4. The petitioner's learned Counsel cited Mottai Meera v. Abdul Kadir : AIR1939Mad471 , as being contrary to this view. We are however clear that the case has no bearing on the question we are now considering. That was a case where a co-owner in possession of common funds had realised interest by their investment, and, in a suit for partition, he was directed to pay to the other co-owners their shares of such funds including the interest earned. An application having been made for relief under Act IV of 1938, the Court held that the liability enforced by the decree was not a 'debt' within the meaning of the Act. It was pointed out that the interest awarded in such cases could be regarded either as an accretion to the fund liable to be divided or compensation for breach of trust payable under Section 23, read with Sections 90 and 95, of the Trust Act, the application of Act IV of 1938 being excluded in either case. It is obvious that the position here is entirely different. The petitioner's suit for recovery of the purchase money paid under an abortive sale was one for money had and received to His account. See Hanuman Kamat v. Hanuman Mandur and it cannot be disputed that the basis of such an action is an implied or imputed contract, at all events in circumstances like those of the present case which plainly exclude any hypothesis of tort or trust. The decision cited has therefore no application here.

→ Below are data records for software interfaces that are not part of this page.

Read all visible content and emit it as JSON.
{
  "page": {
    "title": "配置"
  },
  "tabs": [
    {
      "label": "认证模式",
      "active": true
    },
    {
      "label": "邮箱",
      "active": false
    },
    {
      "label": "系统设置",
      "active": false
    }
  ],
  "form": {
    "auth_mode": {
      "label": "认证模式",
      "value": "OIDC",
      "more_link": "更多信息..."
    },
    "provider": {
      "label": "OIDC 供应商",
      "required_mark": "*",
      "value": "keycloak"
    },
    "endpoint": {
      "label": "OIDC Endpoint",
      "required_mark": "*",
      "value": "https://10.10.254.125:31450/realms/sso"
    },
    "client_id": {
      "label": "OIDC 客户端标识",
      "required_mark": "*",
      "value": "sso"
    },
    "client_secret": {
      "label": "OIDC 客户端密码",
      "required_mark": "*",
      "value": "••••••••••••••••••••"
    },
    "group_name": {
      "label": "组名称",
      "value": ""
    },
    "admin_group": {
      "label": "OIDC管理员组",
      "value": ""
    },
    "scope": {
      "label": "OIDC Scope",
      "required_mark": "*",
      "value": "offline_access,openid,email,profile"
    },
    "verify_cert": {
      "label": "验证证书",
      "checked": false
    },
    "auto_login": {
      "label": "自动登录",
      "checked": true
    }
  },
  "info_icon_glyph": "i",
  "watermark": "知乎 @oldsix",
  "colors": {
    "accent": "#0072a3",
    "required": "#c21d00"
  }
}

5. As regards the alternative contention that Section 8 does not apply to this case because the liability to refund the price must be held to have arisen only after the 1st October, 1932, when an injunction was obtained against the petitioner, it is to be observed that this is not a case where the petitioner got anything under the sale of which he was subsequently deprived. It is not denied that before the petitioner could cut any of the trees, the person claiming paramount title intervened and successfully prevented the petitioner from doing so by obtaining an injunction from Court. The case is thus one where there never was any consideration and the sale failed ab initio. The liability to refund the purchase money therefore arose when it was received by the respondent, that is, on 29th September, 1931. see Hanuman Kamat v. Hanuman Mandur , already referred to and falls under Section 8 of the Act.
6. The Revision Petition is dismissed with costs.